LANAI CITY, Hawaii – A 40-foot humpback whale wiggled off into the deep without a look back after ocean researchers and volunteers freed it from a tangle of abandoned fishing lines and other debris, possibly saving its life.
Whale watchers were looking for another dangerously entangled whale in waters around Hawaii on Wednesday, but experts warned against anyone trying to do the job themselves. Disentangling whales requires a special permit.
The rescue on Monday, using poles to untangle fishing lines and debris, occurred in waters off the island of Lanai, about 60 miles southeast of Honolulu, according to the National Oceanic and Atmospheric Association (NOAA).
The whale was tangled up in four different kinds of rope and three buoys. It was first spotted near the Big Island on Feb. 9 and then swam into rough waters, delaying the rescue.
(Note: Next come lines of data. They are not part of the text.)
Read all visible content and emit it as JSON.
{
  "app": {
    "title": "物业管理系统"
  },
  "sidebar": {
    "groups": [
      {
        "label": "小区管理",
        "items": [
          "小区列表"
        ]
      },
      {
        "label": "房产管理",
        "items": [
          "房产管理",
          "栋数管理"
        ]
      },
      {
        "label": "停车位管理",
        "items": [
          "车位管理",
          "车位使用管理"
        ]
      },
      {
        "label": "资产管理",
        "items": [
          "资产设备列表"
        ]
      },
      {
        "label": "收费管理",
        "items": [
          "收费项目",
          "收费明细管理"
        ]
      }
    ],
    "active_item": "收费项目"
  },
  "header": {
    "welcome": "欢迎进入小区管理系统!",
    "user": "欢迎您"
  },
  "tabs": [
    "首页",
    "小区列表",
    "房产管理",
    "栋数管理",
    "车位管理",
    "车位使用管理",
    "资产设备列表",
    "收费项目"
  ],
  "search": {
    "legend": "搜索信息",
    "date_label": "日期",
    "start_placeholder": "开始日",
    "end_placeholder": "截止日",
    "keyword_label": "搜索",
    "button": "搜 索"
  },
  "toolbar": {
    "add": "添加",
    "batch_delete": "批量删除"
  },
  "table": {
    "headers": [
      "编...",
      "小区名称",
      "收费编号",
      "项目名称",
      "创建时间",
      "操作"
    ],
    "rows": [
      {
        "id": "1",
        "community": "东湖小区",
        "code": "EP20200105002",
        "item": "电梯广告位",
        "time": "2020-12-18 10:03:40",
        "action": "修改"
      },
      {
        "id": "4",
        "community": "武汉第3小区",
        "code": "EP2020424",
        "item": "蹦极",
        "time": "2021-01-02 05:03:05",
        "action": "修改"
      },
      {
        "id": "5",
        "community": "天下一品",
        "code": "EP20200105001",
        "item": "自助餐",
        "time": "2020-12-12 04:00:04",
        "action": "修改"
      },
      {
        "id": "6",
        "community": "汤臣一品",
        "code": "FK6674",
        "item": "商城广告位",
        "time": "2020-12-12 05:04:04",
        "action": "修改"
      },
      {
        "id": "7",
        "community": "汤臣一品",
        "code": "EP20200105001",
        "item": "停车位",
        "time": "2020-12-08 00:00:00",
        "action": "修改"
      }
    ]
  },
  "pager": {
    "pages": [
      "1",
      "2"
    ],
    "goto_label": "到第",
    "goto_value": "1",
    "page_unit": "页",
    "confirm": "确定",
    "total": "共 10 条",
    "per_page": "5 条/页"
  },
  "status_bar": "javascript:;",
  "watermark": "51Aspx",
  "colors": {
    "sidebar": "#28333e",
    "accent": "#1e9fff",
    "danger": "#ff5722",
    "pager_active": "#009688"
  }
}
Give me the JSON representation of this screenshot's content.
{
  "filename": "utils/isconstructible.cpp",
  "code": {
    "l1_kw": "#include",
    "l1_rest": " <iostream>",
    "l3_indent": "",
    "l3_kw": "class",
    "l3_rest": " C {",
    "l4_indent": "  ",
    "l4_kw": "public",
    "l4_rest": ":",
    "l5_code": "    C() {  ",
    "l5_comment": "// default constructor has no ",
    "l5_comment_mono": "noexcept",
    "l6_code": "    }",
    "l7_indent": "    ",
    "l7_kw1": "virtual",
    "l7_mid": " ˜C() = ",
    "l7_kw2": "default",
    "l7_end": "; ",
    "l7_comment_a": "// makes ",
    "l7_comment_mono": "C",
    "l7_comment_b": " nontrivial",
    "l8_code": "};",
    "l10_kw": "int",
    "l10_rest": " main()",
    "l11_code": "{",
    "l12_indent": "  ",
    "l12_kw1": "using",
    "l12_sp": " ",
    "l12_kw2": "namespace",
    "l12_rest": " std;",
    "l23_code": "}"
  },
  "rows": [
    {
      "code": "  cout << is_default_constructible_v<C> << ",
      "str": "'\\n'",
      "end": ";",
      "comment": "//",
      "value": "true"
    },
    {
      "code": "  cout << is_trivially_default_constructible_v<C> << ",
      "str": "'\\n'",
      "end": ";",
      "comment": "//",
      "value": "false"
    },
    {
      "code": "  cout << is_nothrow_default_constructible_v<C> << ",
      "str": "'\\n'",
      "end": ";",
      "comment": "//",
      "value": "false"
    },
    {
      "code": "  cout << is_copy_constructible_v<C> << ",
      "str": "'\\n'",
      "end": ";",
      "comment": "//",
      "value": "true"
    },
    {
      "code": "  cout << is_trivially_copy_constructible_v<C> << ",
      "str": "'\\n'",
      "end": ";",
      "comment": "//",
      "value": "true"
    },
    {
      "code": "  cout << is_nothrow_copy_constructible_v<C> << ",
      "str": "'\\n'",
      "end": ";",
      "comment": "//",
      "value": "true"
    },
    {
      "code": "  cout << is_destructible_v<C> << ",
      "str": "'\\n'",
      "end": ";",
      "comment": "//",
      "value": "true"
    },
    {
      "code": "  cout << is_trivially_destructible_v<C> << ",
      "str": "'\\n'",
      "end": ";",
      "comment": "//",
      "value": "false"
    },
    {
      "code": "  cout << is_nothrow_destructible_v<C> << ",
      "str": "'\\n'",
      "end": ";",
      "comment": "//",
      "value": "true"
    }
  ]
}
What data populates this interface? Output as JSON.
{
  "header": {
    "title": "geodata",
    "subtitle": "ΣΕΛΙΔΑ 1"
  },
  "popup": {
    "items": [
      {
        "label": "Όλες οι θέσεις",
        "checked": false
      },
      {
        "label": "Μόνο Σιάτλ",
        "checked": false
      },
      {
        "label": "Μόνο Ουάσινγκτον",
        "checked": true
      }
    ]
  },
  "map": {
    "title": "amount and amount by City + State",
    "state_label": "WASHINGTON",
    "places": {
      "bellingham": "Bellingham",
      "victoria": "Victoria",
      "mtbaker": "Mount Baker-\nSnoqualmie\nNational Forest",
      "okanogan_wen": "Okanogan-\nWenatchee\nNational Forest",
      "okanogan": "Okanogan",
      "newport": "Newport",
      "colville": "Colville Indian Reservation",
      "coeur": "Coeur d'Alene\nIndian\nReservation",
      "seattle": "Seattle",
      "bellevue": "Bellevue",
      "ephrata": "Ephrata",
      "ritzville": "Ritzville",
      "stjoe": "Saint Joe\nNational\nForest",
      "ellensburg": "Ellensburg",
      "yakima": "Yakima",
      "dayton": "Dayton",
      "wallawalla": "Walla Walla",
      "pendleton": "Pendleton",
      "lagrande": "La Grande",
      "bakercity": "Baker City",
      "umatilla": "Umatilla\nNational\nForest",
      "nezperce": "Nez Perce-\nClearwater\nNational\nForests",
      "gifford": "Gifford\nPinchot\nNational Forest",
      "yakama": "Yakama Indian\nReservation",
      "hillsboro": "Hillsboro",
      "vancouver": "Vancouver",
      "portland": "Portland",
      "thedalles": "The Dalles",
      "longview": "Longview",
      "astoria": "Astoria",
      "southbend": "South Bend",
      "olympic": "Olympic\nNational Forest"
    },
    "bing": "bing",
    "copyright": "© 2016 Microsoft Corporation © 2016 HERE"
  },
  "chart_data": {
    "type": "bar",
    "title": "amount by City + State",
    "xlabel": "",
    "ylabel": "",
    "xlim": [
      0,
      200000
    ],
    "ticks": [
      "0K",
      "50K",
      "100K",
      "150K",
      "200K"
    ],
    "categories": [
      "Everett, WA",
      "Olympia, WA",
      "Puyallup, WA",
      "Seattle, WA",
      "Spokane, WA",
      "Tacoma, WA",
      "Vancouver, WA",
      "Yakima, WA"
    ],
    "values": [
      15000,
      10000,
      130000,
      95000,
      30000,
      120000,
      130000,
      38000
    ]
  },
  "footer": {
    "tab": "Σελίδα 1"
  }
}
For the first time, rescuers had attached a VHF tracking buoy to the whale so they could follow the mammal into calm waters.
The other missing humpback, with gear tightly embedded around the base of its tail, was considered to be in grave danger and was first sighted Jan. 29 off the Big Island by researchers from the Hawaiian Islands Humpback Whale National Marine Sanctuary, which helped free the first whale on Monday.
Divers and crew from NOAA and the Hawaii Department of Land and Natural Resources joined in the latest successful rescue, the first of the whale watching season in Hawaii waters.
A global volunteer group called the Whale Disentanglement Network, also was involved in Monday's rescue of the whale that had been dragging 25 feet of heavy fishing lines and other ocean debris from its mouth.
NOAA says whale entanglements in Hawaiian waters have increased in recent years.
Typically, large whales are able to scrape off the gear and swim away, but they are often hindered in feeding and may starve to death, researchers say.
Whale experts ask that amateur whalewatchers report entangled whales but advise that some seemingly odd whale behavior may not always be the result of an encounter with fishing lines.
They say mothers and calves often lie motionless at the surface just to rest, male humpbacks often breach the surface with a white spray that may appear to be debris, and some whales have 15-foot white pectoral fins that may be mistaken for fishnet.
The disentanglement network, which keeps special equipment for freeing whales, and has freed more than 50 large whales in recent years in waters along the U.S. and Canadian east and west coasts, the Caribbean and near Alaska and Hawaii.
David Schofield, a marine mammal response coordinator, said the whale freed Monday appeared to be fine.
"As far as turning around, they don't usually acknowledge the rescuers," he said. "They just kind of go on their way, which we are happy to see. It's a good sign to us when that happens."